“Well, doc, it’s been a year! Now what?”
You first met your patient 12 months ago when he presented to the emergency department having a heart attack. He was rushed to the cardiac catheterization lab, where a drug-eluting stent was placed to open the blocked coronary artery responsible for his crushing chest pain.
He has done well since and has been following up with you regularly in Cardiology Clinic. He has had no further episodes of chest pain, nor any bleeding complications from the dual antiplatelet therapy of aspirin and clopidogrel that you prescribed to prevent thrombosis of his new stent. Starting the day after his heart attack – and at every follow up visit since – you stressed the importance of taking these two medications for at least one year. At the one-year mark, you told him, you would discuss whether or not to continue this regimen. He presents today ready for that conversation.
As you begin to discuss the risks and benefits of continuing these two antiplatelet drugs, you find yourself in that uncomfortable data-free zone. After placement of a drug-eluting stent, the guidelines are clear that dual antiplatelet therapy should be continued for six months to one year. Beyond one year, however, the risks and benefits have remained uncertain.
In this week’s NEJM, Mauri and colleagues report the results of the DAPT trial, which was designed to fill this void. The data from this study suggest that an additional 18 months of dual antiplatelet therapy results in improved cardiovascular outcomes but also leads to an increased risk of bleeding.
The study included 10,000 participants who – like your patient – had received an FDA-approved drug-eluting stent, had already completed 1 year of treatment with dual antiplatelet therapy without ischemic events, repeat revascularizations, or major bleeding, and who had shown a high degree of adherence to the first year of dual antiplatelet therapy. Participants were randomized to receive an additional 18 months of either continued dual antiplatelet therapy with aspirin plus a thienopyridine (either clopidogrel or prasugrel) or aspirin alone. The co-primary endpoints were the incidence of stent thrombosis and major adverse cardiovascular and cerebrovascular events (MACCE) – a composite of death, MI, or stroke.

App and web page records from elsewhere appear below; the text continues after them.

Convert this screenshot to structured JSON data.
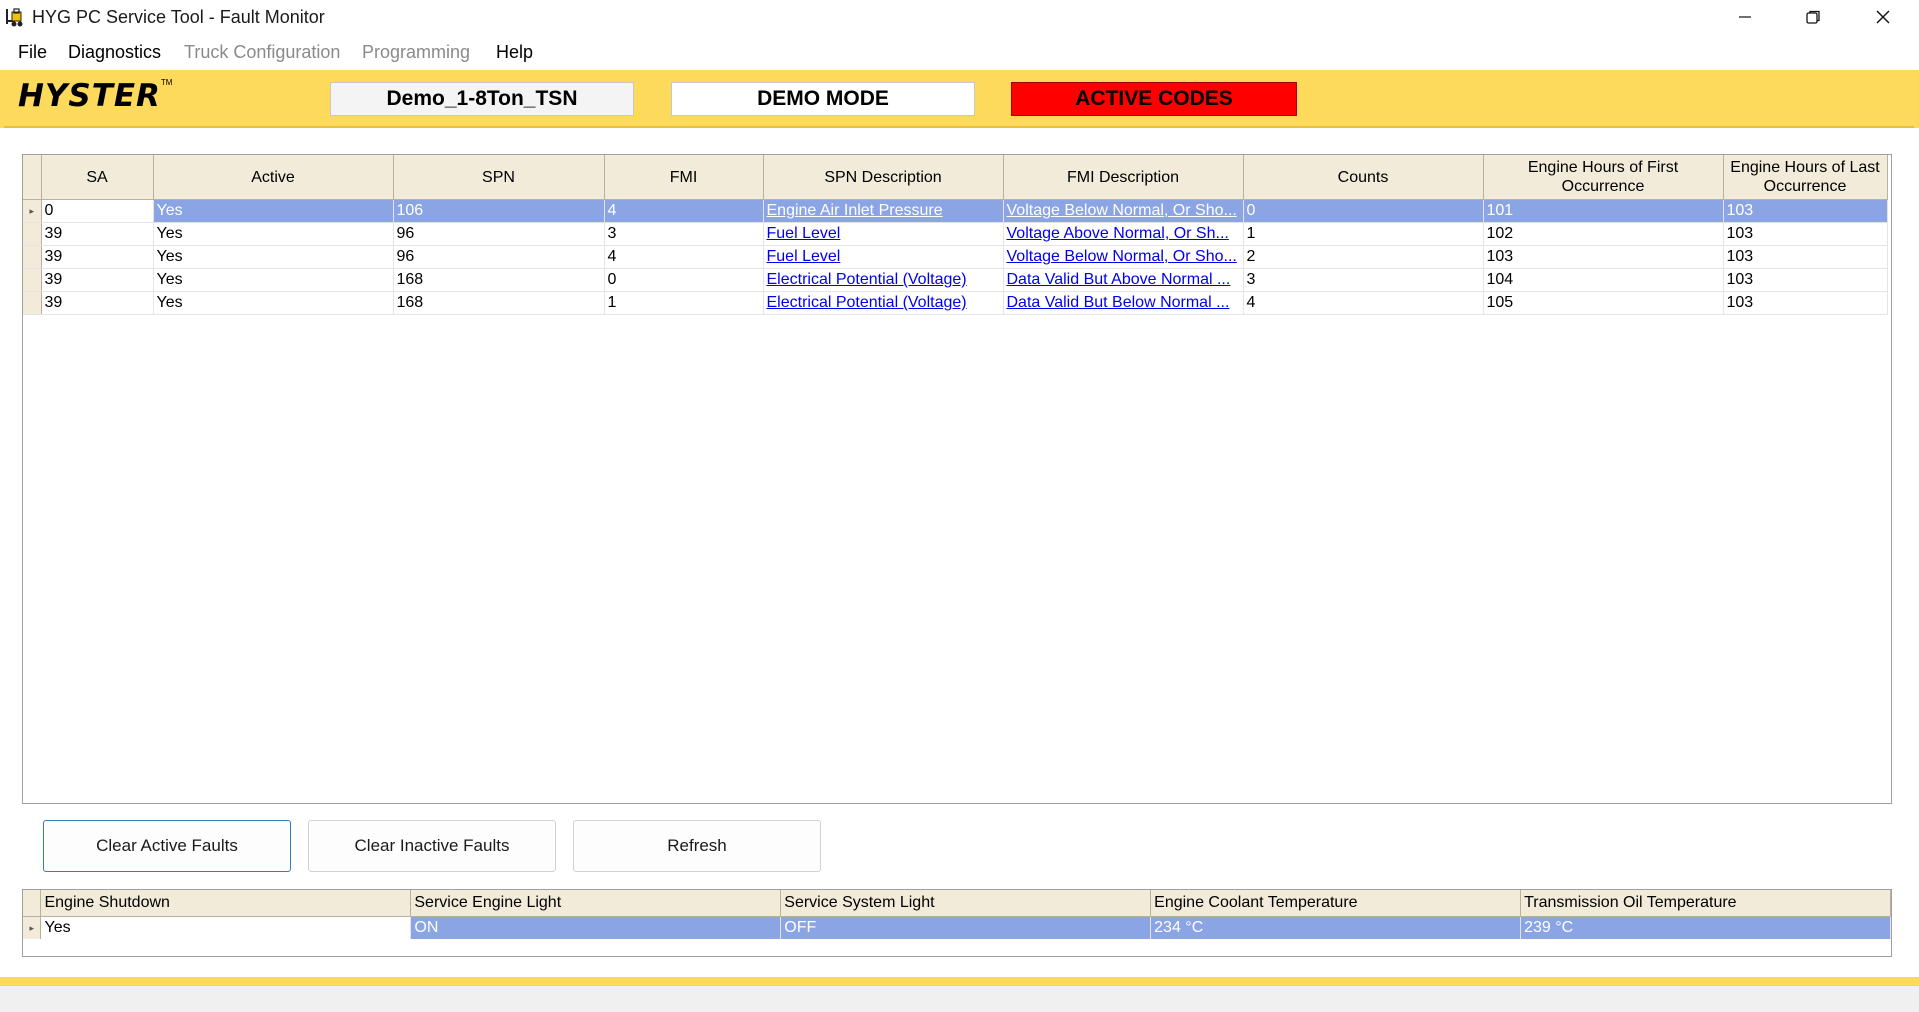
{
  "window": {
    "title": "HYG PC Service Tool - Fault Monitor",
    "minimize_icon": "minimize-icon",
    "restore_icon": "restore-icon",
    "close_icon": "close-icon"
  },
  "menu": {
    "items": [
      {
        "label": "File",
        "enabled": true
      },
      {
        "label": "Diagnostics",
        "enabled": true
      },
      {
        "label": "Truck Configuration",
        "enabled": false
      },
      {
        "label": "Programming",
        "enabled": false
      },
      {
        "label": "Help",
        "enabled": true
      }
    ]
  },
  "banner": {
    "logo_text": "HYSTER",
    "logo_tm": "TM",
    "truck_name": "Demo_1-8Ton_TSN",
    "mode": "DEMO MODE",
    "status": "ACTIVE CODES",
    "status_color": "#ff0000",
    "banner_color": "#fdda5b"
  },
  "fault_grid": {
    "columns": [
      "SA",
      "Active",
      "SPN",
      "FMI",
      "SPN Description",
      "FMI Description",
      "Counts",
      "Engine Hours of First Occurrence",
      "Engine Hours of Last Occurrence"
    ],
    "rows": [
      [
        "0",
        "Yes",
        "106",
        "4",
        "Engine Air Inlet Pressure",
        "Voltage Below Normal, Or Sho...",
        "0",
        "101",
        "103"
      ],
      [
        "39",
        "Yes",
        "96",
        "3",
        "Fuel Level",
        "Voltage Above Normal, Or Sh...",
        "1",
        "102",
        "103"
      ],
      [
        "39",
        "Yes",
        "96",
        "4",
        "Fuel Level",
        "Voltage Below Normal, Or Sho...",
        "2",
        "103",
        "103"
      ],
      [
        "39",
        "Yes",
        "168",
        "0",
        "Electrical Potential (Voltage)",
        "Data Valid But Above Normal ...",
        "3",
        "104",
        "103"
      ],
      [
        "39",
        "Yes",
        "168",
        "1",
        "Electrical Potential (Voltage)",
        "Data Valid But Below Normal ...",
        "4",
        "105",
        "103"
      ]
    ],
    "selected_row": 0,
    "selection_color": "#8aa4e4"
  },
  "buttons": {
    "clear_active": "Clear Active Faults",
    "clear_inactive": "Clear Inactive Faults",
    "refresh": "Refresh"
  },
  "status_grid": {
    "columns": [
      "Engine Shutdown",
      "Service Engine Light",
      "Service System Light",
      "Engine Coolant Temperature",
      "Transmission Oil Temperature"
    ],
    "row": [
      "Yes",
      "ON",
      "OFF",
      "234 °C",
      "239 °C"
    ]
  }
}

The results: continued dual antiplatelet therapy reduced the rates of both stent thrombosis (0.4% vs. 1.4%, hazard ratio 0.29, 95% CI 0.17-0.48, P<0.001) and MACCE (4.3% vs. 5.9%, hazard ratio 0.71, 95% CI 0.59-0.85, P<0.001). Moderate or severe bleeding was higher in the dual antiplatelet therapy arm (2.5% vs. 1.6%, P=0.001).
Surprisingly, at the final 33-month follow-up, all-cause mortality was higher in the dual antiplatelet therapy group: 2.3% as compared with 1.8% in the placebo arm (hazard ratio 1.36, P=0.04). This was driven by a higher rate of non-cardiovascular death, due to increased bleeding from trauma and to cancer-related deaths. Importantly, while there were some cancer deaths attributable to bleeding, this last finding seems to be due to more patients with cancer randomized by chance to the dual antiplatelet therapy arm.
NEJM Deputy Editor Dr. John Jarcho describes how this new data might inform clinical practice: “The DAPT trial highlights the pros and cons of prolonged dual anti platelet therapy. It suggests that the best approach may be to individualize patient management. Those at higher risk of atherothrombosis might benefit from prolonged treatment, while those at higher risk of bleeding might be best advised to stop at one year.”
To your patient and the decision about his medications: this study doesn’t offer a clear directive. So you talk to him about that. After a discussion of the risks and benefits, and your best attempt to share what we do – and what we don’t – know, you arrive at a decision to continue his aspirin and clopidogrel for another 18 months. At the 18-month mark, you tell him, you will discuss whether or not to continue the regimen.
As he heads out of your office, you start thinking about the data-free zone you will face a year and a half from now, when he comes back to your office again wondering, “Well, doc, it’s been 18 months! Now what?”
For more on the DAPT trial, watch the 2-minute video summary and read the accompanying editorial.